The Secret to Loving Winter

First accept it, then enjoy it.

Illustration by Arsh Raziuddin

When I was getting ready to leave my hometown of Kansas City, Missouri, for college on the East Coast more than a decade ago, weather warnings came from everyone. “Get ready for that New England winter!” “I hope you have a big coat!” “Ooh, I hear it gets cold up there!”

This cautioning from friends and neighbors confused me. In my 18 years in the Midwest, I’d experienced huge snowfalls, multiple stretches of subzero temperatures, and an ice storm that closed school for three blissful days. Winter to my midwestern self meant sledding on school-cafeteria trays and poking Duraflame logs while in my pajamas and sneaking an extra packet of Swiss Miss into my mug. The average winter temperature in Missouri is only 4 degrees warmer than that in Massachusetts; other midwestern states such as Minnesota and North Dakota reliably sink to 12 degrees Fahrenheit in the colder months. What changed in those thousand or so miles to make the season “brutal,” “punishing,” and worthy of such grave warnings?

After more than a decade living on the East Coast, I feel pretty comfortable saying (with all the love in my heart for my new chosen home) that I know what makes winter here different: the complaining.

Of course, the Midwest is not a monolith. Plenty of us aren’t enamored with the colder months—which is midwestern for loathe them with a burning passion usually reserved for opposing sports teams. But many of us unabashedly love winter, ice scrapers and all. And now that climate change seems to be flipping the script on what, when, and even where winter is (welcome to the party, L.A.!), it might behoove coastal folks to peer through their plane window and check out how so-called flyover country manages to not merely endure the season, but enjoy it. Our attitude toward the cold months is pretty similar to our attitude toward most things: accept reality, then decide to appreciate it.

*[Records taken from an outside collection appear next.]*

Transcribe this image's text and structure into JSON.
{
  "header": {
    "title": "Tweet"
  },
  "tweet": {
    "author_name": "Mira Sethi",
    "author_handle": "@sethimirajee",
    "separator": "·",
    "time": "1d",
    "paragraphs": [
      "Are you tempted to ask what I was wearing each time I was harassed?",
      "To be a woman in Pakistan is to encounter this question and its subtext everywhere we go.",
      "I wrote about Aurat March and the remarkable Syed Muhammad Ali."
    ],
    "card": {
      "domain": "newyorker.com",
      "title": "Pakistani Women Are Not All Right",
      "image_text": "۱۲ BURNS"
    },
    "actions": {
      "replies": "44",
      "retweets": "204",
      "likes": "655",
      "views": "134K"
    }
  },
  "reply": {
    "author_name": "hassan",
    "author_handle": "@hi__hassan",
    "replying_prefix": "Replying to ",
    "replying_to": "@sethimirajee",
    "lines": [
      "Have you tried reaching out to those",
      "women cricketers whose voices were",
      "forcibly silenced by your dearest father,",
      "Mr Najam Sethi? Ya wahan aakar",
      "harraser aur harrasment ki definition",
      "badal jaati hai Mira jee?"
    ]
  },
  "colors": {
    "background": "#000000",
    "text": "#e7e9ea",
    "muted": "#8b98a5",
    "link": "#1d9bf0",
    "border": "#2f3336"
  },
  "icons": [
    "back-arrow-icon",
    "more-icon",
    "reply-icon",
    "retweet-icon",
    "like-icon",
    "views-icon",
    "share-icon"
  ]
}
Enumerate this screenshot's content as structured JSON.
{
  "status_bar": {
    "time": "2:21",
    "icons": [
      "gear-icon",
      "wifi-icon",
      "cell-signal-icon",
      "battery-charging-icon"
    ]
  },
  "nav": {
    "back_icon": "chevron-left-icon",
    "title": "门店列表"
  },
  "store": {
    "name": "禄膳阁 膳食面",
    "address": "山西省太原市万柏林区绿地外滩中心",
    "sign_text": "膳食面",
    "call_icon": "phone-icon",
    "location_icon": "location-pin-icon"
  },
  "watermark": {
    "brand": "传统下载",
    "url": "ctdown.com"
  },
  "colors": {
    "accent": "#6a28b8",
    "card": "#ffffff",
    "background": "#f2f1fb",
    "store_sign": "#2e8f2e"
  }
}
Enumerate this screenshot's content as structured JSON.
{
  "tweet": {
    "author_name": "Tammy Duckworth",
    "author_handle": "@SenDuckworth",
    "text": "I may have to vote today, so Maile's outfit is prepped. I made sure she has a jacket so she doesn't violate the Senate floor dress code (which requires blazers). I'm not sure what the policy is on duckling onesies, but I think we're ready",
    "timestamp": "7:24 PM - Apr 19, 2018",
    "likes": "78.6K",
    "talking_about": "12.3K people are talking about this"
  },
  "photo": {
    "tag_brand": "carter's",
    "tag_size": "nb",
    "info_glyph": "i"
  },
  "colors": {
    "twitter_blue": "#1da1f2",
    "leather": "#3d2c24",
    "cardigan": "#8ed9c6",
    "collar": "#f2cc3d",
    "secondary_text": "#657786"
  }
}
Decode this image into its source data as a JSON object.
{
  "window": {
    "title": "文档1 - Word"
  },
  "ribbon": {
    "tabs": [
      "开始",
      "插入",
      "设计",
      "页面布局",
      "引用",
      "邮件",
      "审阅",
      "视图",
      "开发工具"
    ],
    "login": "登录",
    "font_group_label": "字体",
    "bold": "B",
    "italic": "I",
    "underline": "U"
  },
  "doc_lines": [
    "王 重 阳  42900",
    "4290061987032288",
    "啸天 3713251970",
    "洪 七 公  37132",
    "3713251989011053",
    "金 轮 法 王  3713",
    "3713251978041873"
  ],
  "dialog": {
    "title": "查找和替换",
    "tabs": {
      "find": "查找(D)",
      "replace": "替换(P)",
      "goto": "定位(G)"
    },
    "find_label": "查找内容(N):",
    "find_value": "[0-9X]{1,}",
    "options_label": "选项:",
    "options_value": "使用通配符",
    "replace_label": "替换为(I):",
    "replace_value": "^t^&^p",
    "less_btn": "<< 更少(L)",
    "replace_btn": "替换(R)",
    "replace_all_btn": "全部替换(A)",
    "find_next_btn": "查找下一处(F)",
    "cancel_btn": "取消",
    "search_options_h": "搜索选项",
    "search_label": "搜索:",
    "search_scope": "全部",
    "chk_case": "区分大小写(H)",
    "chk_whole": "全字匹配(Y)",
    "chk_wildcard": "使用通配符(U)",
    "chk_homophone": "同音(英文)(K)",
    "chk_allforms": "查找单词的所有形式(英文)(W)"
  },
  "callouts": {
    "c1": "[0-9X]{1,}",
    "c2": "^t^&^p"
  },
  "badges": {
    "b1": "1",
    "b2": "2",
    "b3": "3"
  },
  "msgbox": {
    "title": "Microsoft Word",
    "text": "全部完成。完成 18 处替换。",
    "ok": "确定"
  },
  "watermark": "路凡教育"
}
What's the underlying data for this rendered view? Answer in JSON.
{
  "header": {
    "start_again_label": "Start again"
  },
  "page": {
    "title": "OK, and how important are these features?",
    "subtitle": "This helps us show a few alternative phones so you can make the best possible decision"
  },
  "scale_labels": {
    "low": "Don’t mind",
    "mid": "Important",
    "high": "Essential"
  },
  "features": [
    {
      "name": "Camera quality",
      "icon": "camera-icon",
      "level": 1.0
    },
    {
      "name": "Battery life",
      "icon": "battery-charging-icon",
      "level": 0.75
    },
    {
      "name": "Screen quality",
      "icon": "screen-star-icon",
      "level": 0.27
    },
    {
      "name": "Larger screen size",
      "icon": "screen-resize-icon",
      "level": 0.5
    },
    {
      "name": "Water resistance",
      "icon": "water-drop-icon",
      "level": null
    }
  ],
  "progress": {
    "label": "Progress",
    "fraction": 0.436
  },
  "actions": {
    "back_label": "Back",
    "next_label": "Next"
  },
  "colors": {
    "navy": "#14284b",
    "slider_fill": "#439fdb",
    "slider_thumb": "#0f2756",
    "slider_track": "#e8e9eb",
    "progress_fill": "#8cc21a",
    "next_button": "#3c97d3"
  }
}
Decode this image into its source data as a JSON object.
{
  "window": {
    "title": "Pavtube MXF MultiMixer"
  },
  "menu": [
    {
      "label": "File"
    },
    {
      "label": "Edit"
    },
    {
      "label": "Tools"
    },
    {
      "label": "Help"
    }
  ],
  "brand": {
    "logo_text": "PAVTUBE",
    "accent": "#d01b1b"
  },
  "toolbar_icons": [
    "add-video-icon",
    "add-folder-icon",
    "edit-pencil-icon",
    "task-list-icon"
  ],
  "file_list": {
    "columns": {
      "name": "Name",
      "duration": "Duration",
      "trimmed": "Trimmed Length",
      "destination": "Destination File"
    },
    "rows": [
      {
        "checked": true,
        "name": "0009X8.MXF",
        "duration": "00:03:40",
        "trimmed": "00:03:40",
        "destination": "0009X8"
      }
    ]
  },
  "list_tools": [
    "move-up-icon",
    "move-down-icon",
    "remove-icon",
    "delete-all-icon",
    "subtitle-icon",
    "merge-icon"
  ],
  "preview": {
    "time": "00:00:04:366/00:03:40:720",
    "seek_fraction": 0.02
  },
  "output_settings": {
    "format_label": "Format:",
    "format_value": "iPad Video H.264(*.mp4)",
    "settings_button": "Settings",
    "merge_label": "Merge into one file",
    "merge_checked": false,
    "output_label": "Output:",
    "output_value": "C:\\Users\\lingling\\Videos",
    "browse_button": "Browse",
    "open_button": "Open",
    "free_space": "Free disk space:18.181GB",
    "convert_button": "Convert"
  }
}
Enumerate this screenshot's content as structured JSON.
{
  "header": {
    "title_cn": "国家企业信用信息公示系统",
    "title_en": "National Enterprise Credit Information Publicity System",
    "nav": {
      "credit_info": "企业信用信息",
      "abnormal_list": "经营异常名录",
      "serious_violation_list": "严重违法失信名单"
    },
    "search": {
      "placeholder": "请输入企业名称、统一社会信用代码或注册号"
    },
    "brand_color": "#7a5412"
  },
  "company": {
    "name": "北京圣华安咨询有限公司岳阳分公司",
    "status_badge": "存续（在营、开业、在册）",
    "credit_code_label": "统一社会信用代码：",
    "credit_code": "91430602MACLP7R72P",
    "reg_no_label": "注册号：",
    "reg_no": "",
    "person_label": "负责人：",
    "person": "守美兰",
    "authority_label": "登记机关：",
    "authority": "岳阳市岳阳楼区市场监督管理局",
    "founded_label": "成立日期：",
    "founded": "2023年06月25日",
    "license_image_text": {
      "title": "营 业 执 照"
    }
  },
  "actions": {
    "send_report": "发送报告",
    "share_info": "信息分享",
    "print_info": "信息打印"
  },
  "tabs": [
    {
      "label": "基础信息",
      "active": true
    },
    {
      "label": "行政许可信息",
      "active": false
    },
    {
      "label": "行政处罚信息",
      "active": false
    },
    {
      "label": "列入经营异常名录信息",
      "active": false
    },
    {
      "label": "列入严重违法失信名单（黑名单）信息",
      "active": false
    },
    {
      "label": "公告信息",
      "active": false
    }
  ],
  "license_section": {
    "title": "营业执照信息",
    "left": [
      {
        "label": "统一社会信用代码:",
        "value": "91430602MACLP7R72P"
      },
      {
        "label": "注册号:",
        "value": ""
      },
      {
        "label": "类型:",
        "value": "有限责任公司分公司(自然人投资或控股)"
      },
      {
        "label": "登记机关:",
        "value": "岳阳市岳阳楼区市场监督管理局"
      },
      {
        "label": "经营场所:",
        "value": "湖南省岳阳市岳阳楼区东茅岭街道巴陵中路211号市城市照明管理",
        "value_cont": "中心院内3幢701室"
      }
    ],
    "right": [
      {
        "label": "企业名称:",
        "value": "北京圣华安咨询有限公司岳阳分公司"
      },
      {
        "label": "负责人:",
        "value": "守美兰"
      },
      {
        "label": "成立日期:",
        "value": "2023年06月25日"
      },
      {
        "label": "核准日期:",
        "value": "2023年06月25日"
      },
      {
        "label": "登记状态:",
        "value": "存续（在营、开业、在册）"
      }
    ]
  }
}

Midwesterners inhabit the middle ground in more ways than one. We spend a lot of time operating at the intersection of “what I want” and “what is possible.” This usually involves inconvenience, asking for favors, and giving up some stuff in that former category. We don’t expect to have our hot dish and eat it too. Our culture of compromise knows that in exchange for big yards that host summer barbecues, we’re giving up easy international travel. (A three-hour layover in Atlanta; Washington, D.C.; Houston; New York; or Boston is the midwestern prerequisite for any European vacation.) When it comes to weather, we know what we’re missing and what we’re getting. Am I going to be able to feel my toes? No. Am I finally going to speed down the hill outside the local high school on the sled that I got for 70 percent off at Target last June? Yes, I am.

The thing is, for every winter irritation, there is an equal and opposite elation. Cars trapped in snow give the neighborhood kids a shot at earning a few extra bucks or the guy across the street a chance to show off his new snowblower. A football game in a 15-degree snowstorm provides a chance to demonstrate unwavering commitment to fandom. (We can’t show the people we love that they’re worth standing in the freezing cold for if there’s no freezing cold to stand in.)

Our focus on the bright side is rooted not in naivete or denial, but in an understanding of reality. We frequently find ourselves defending the weather: a tentpole of midwestern winter conversation is announcing that it’s “not so bad without the wind” or “not too cold so long as you’re standing in the sun.” We’re not suffering delusions. We’re just electing to focus our attention on the best possible version of our circumstances.

Still, a clear-eyed acceptance of winter demands preparation. We make a reverent ritual of swapping out summer clothes for winter ones: Plastic bins are removed from under the beds, basement storage units are opened, and coats are moved from one closet to another closet closer to the door. We stock our car trunks with blankets, ice scrapers, and hand warmers to ensure that even the worst-case scenario isn’t too bad.

But the key to our winter enjoyment is that we don’t spend nearly as much energy girding ourselves for the tough times as we do getting geared up for the awesome ones: basketball and football seasons, the holidays, and, for teenagers, the ever-present hope that Mom will come in at 6:45 a.m. and say “School’s canceled” because of snow, granting them three to seven more hours of the best sleep of their life.

There’s a misconception on the coasts, I think, that the default state of a midwesterner is one of resignation. That midwesterners are stuck there. That moving away, like I have done, is an act of escape rather than sacrifice. That those who stay make it through the horrors of winter by performing resilience or imagining fun.

The truth is that many of us love the season, and our love comes not from pretending but from understanding. Wonderful things happen because of the freezing temperatures and the precipitation and the wind, not in spite of them. Snow days require snow. Cute gloves need cold hands. My midwestern advice? Think of this time as its own rich, wonderful destination—instead of that season you just have to fly over on your way to spring.